### YOUR TASK
Among the records, how many lines carry the string "SHOP"? Give that number with nothing added.

:: MATERIAL PROVIDED ::

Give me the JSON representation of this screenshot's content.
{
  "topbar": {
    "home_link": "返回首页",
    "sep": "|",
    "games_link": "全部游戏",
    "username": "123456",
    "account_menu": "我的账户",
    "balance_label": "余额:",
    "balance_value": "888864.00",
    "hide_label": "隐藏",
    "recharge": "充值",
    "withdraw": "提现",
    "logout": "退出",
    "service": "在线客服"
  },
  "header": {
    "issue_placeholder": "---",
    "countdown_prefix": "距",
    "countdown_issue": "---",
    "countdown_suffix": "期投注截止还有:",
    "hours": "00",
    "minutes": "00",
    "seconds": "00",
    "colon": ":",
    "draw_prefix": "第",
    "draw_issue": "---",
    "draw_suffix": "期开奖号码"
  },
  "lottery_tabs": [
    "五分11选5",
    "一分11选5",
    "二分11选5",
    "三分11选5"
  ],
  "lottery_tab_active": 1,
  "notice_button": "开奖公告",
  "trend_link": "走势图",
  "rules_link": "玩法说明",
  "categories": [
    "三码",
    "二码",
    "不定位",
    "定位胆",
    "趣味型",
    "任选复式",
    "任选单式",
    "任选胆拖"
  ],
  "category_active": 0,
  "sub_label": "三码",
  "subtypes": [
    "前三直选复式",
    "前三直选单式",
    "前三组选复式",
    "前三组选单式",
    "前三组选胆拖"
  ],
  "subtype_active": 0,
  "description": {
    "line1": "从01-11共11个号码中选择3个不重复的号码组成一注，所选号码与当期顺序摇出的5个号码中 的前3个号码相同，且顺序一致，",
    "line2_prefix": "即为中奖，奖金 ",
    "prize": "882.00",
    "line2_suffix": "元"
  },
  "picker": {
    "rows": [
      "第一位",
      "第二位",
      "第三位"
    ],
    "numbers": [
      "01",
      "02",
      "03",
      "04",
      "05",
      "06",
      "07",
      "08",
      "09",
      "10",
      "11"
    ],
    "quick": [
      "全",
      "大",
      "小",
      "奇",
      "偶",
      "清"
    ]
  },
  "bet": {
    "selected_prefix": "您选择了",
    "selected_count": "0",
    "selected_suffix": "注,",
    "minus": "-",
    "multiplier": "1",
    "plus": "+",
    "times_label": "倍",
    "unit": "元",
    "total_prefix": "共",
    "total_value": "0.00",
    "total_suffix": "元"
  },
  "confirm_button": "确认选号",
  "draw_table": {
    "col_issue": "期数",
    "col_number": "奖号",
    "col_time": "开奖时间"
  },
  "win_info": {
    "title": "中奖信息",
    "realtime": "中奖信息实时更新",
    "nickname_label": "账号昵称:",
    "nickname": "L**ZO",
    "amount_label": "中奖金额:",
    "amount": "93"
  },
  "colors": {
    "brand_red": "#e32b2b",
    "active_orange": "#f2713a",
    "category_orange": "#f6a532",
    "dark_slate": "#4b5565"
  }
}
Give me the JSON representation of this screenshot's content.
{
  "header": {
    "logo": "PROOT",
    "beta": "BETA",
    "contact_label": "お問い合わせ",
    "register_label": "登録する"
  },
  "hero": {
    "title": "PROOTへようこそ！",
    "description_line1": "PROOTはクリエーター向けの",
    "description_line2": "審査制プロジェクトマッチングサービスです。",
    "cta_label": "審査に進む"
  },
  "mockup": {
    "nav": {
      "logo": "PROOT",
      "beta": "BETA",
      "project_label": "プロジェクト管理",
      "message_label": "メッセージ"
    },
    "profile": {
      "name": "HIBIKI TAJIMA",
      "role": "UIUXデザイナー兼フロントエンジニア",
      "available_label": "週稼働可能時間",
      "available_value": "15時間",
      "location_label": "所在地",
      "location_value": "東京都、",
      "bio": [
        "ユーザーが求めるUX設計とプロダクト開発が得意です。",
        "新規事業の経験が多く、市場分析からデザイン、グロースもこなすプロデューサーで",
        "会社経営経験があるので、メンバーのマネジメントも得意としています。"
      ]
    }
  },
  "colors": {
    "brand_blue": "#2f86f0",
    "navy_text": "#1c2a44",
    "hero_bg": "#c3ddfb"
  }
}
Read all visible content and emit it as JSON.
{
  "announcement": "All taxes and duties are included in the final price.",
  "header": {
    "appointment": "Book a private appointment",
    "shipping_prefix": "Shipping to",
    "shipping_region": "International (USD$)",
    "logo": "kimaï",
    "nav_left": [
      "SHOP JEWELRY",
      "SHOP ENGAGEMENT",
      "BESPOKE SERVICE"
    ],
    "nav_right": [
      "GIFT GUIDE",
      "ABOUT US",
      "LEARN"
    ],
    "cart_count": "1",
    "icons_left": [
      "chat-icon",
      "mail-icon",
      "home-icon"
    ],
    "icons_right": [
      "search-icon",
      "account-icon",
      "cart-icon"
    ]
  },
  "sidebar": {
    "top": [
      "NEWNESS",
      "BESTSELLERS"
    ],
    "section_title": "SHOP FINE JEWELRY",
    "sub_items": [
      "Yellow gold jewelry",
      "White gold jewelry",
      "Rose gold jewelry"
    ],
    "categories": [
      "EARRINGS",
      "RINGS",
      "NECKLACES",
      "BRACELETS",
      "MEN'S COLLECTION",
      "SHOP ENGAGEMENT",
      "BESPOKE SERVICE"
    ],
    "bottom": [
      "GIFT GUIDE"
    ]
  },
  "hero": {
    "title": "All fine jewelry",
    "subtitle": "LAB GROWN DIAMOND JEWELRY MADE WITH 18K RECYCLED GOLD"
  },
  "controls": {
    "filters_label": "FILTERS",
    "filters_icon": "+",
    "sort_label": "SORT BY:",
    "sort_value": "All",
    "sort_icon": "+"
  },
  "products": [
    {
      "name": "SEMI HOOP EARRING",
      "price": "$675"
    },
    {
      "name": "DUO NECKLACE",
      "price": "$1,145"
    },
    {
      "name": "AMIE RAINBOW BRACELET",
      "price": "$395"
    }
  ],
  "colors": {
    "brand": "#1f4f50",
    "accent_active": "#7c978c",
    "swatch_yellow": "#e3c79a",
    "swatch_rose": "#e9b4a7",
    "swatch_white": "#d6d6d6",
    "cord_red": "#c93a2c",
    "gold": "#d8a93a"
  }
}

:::

### SOLVED PROBLEM
4